Robert "Kool' Bell co-founded the London Gate artist management firm, the Collaborative Marketing Agency, launched a line of health and beauty products (Durisan sanitizer, Just Kool cologne) and Le Kool Champagne. The jewel in the crown is the Kool Kids Foundation, which was launched by Robert’s departed wife, Sakinah Bell, to support music education initiatives for young children in urban cities.

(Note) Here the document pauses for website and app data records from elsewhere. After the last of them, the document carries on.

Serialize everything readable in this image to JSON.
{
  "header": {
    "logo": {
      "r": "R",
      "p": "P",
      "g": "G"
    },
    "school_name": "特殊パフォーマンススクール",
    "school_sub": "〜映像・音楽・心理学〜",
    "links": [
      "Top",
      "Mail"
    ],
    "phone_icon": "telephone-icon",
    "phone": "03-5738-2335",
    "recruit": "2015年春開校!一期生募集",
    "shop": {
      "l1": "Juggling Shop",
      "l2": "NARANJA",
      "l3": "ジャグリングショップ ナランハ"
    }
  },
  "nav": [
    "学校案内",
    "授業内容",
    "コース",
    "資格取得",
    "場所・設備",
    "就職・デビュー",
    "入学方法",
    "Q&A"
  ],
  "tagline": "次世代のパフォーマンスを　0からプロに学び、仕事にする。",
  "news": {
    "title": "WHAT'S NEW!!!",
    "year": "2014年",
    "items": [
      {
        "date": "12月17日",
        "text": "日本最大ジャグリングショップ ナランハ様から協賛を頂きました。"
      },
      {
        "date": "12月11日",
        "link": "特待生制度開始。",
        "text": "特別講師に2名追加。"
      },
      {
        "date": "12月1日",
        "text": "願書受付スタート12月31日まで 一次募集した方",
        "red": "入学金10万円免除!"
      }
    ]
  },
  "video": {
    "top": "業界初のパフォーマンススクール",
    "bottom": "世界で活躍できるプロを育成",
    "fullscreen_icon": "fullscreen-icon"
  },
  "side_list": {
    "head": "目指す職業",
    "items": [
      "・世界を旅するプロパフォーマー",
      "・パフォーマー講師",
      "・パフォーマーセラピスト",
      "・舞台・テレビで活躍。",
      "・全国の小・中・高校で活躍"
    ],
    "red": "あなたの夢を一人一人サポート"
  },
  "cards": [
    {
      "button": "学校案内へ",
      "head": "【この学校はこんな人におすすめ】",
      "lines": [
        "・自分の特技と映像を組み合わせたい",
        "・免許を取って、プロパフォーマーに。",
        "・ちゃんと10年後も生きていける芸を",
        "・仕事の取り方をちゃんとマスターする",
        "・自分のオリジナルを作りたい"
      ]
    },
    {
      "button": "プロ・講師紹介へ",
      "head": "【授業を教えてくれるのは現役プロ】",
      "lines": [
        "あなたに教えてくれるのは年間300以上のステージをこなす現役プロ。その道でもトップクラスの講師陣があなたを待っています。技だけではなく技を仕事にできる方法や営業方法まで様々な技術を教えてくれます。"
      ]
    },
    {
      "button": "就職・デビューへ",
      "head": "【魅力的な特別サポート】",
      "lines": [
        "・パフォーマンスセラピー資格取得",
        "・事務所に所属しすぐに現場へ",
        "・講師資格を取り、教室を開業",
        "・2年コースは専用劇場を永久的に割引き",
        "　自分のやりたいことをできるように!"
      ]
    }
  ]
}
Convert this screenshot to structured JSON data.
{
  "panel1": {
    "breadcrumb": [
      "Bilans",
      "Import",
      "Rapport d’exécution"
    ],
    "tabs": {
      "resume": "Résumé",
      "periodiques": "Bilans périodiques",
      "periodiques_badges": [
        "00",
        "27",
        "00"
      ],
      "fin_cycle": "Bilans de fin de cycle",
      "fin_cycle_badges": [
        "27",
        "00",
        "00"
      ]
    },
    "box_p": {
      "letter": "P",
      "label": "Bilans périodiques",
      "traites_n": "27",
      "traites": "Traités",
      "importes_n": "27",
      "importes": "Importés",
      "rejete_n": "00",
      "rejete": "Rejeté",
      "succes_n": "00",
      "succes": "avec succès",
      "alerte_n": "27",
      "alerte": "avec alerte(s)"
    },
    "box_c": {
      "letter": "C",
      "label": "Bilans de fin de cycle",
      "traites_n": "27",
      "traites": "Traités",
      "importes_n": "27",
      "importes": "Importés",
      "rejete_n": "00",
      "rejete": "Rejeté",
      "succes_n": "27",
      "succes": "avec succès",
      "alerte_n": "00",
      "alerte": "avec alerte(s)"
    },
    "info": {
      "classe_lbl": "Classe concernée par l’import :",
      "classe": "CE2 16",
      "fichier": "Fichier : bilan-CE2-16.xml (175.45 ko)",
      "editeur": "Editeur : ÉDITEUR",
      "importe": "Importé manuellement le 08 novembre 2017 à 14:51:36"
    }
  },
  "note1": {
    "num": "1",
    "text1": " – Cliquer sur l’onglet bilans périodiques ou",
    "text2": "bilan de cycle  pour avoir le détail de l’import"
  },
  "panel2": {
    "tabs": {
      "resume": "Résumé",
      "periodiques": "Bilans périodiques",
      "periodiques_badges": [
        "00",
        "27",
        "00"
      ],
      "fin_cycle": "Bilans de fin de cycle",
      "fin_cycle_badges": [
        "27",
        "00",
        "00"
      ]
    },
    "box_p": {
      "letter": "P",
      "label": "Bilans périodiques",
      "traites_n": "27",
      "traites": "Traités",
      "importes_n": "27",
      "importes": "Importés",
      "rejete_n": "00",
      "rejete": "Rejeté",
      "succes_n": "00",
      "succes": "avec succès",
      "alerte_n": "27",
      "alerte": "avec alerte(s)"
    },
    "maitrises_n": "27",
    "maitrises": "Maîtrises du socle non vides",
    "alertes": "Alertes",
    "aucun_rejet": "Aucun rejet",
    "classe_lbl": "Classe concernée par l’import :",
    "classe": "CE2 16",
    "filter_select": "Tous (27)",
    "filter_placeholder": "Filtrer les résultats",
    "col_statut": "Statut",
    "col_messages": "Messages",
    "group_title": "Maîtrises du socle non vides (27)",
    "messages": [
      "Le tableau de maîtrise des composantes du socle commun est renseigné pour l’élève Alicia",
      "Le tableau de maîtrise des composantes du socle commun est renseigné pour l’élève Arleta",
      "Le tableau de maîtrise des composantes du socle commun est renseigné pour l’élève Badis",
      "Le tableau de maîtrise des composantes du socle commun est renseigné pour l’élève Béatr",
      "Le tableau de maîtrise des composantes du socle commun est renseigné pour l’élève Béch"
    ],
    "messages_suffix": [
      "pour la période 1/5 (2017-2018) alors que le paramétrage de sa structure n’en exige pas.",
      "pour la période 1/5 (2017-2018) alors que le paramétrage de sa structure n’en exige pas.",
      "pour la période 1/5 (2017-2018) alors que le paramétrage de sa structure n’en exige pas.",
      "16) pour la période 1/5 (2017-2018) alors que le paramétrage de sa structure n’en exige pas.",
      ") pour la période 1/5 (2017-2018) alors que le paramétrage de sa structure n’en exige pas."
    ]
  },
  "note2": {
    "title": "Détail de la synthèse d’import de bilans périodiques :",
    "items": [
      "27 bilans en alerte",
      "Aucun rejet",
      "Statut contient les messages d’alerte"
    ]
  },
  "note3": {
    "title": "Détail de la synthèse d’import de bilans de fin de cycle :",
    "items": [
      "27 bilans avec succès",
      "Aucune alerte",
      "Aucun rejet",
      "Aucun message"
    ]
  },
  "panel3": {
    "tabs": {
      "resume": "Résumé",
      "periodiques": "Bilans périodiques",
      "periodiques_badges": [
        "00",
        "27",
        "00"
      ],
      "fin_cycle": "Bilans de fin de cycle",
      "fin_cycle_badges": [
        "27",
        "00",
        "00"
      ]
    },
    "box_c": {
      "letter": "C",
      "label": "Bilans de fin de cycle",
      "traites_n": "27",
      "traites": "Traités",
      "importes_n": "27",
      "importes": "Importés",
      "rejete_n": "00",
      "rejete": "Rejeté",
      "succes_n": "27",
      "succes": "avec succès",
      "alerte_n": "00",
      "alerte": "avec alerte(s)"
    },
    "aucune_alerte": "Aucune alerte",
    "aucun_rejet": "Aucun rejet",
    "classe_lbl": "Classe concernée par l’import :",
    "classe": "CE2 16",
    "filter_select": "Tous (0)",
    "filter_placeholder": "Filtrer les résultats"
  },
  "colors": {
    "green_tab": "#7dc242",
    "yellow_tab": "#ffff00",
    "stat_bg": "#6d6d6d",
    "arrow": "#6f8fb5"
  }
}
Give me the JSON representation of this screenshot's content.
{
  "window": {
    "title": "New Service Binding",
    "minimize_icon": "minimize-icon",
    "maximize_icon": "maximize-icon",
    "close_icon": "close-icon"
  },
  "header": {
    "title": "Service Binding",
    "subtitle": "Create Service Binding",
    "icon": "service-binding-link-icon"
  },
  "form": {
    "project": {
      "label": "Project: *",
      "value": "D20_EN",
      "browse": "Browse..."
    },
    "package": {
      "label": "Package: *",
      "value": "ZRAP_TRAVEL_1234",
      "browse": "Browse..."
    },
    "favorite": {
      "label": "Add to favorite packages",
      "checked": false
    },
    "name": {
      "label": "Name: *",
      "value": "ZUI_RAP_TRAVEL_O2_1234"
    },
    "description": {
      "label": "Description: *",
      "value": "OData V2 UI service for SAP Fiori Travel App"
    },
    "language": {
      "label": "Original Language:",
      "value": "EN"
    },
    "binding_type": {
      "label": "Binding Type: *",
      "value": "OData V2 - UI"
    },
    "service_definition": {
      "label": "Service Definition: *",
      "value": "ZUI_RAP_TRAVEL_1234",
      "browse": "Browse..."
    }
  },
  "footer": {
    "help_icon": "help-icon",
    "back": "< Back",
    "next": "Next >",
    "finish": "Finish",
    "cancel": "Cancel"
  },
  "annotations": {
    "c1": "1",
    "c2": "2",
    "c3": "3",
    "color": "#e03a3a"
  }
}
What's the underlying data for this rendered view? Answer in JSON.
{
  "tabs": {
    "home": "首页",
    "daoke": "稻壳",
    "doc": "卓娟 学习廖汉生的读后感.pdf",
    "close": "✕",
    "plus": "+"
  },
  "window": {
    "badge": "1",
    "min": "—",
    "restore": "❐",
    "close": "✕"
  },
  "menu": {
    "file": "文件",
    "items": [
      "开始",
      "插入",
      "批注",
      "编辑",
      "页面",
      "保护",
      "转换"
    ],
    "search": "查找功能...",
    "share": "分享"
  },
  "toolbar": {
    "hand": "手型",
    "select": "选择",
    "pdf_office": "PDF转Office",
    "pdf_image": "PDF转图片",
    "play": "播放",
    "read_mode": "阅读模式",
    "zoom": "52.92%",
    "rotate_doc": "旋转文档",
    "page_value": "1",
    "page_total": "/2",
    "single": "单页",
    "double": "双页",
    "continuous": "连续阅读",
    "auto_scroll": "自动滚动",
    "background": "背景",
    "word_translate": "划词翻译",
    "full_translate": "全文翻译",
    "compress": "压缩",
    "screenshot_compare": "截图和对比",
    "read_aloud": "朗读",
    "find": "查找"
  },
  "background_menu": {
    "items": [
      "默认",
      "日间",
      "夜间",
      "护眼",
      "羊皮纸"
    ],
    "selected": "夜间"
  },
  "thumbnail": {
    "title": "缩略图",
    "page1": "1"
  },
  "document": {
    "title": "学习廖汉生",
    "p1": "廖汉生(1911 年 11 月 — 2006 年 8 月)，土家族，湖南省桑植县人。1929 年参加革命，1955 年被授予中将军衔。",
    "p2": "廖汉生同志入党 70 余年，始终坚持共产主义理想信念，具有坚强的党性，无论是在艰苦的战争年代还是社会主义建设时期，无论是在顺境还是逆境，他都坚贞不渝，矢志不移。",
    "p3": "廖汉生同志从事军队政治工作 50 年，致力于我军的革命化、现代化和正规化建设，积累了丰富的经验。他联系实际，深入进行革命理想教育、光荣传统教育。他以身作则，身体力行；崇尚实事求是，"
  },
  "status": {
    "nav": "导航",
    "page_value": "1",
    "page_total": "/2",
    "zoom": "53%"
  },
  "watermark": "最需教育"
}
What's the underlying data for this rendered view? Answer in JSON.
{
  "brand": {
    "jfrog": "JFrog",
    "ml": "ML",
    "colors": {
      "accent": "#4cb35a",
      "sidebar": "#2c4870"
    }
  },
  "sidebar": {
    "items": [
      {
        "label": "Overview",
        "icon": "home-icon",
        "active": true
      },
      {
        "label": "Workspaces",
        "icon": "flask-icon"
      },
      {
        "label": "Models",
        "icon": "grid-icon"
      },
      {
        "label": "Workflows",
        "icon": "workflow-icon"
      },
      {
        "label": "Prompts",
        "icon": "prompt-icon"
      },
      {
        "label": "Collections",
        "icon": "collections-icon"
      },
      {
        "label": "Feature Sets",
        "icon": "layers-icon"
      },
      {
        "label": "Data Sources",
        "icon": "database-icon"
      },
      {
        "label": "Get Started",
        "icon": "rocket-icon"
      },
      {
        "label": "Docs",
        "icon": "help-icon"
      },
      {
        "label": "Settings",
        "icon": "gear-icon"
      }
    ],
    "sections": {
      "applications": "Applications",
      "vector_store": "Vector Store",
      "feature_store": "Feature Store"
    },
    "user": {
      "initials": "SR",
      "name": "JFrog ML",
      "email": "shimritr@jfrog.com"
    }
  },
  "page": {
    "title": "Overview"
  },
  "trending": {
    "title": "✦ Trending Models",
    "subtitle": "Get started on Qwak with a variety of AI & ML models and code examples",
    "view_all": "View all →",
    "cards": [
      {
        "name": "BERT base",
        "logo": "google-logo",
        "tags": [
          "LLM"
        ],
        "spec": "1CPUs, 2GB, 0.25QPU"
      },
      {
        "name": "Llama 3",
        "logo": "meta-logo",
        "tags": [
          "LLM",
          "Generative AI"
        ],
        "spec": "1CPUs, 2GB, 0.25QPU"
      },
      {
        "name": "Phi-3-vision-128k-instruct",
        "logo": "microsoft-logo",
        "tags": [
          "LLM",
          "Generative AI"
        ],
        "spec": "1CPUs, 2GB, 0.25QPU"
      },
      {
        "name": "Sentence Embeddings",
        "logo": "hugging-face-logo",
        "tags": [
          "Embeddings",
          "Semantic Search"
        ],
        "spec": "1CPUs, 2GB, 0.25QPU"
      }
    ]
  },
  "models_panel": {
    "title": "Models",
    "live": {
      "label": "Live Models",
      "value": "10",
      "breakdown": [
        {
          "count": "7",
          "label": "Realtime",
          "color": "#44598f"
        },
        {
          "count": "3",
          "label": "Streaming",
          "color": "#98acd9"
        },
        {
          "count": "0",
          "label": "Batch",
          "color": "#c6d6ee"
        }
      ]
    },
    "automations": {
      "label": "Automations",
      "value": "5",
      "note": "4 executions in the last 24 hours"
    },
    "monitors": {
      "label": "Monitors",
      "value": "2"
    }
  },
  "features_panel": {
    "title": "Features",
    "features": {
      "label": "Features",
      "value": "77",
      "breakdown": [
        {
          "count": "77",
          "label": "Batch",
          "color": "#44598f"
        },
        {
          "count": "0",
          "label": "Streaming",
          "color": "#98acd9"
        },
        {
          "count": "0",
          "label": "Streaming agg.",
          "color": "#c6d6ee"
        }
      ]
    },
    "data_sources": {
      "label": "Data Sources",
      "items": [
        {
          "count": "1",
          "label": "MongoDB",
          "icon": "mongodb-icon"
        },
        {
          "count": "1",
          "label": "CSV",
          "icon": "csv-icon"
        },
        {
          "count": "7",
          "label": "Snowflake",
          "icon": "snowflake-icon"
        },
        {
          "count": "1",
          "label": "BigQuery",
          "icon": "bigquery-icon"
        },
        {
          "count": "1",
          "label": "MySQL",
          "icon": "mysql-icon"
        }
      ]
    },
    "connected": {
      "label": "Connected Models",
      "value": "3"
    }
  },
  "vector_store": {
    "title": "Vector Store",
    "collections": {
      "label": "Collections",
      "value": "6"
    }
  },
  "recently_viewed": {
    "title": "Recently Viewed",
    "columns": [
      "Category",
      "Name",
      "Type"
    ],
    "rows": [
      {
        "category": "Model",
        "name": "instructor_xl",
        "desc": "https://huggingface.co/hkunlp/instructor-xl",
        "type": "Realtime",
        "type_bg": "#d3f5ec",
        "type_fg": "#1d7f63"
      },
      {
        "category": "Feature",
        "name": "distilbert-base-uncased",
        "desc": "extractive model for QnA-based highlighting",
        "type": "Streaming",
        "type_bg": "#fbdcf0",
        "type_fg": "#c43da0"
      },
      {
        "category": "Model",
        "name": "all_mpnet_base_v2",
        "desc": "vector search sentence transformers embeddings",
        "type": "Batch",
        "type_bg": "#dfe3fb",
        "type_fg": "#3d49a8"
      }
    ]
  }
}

Recently, Kool’s son, “Prince” Hakim Bell, was appointed president of the Kool Kids Foundation and has blazed his own trail career and community wise. As a record producer, Hakim released singles such as “R.O.Y.A.L.T.Y.” of which proceeds benefited breast cancer research. An esteemed DJ, Hakim has traveled around the world, hosting and spinning music for different events as well as charities. Recently, he launched his own record label to work with new, upcoming artists, as well as a line of accessories and merchandise.
DoubleXXposure pays tribute to all the aforementioned – the families of Ms. Warwick, Mr. Mtume and Mr. Bell and those who came before them – for their tremendous contributions that travel beyond the music. May their legacies continue onward.
Kevin L. Goins, Writer
January 28, 2020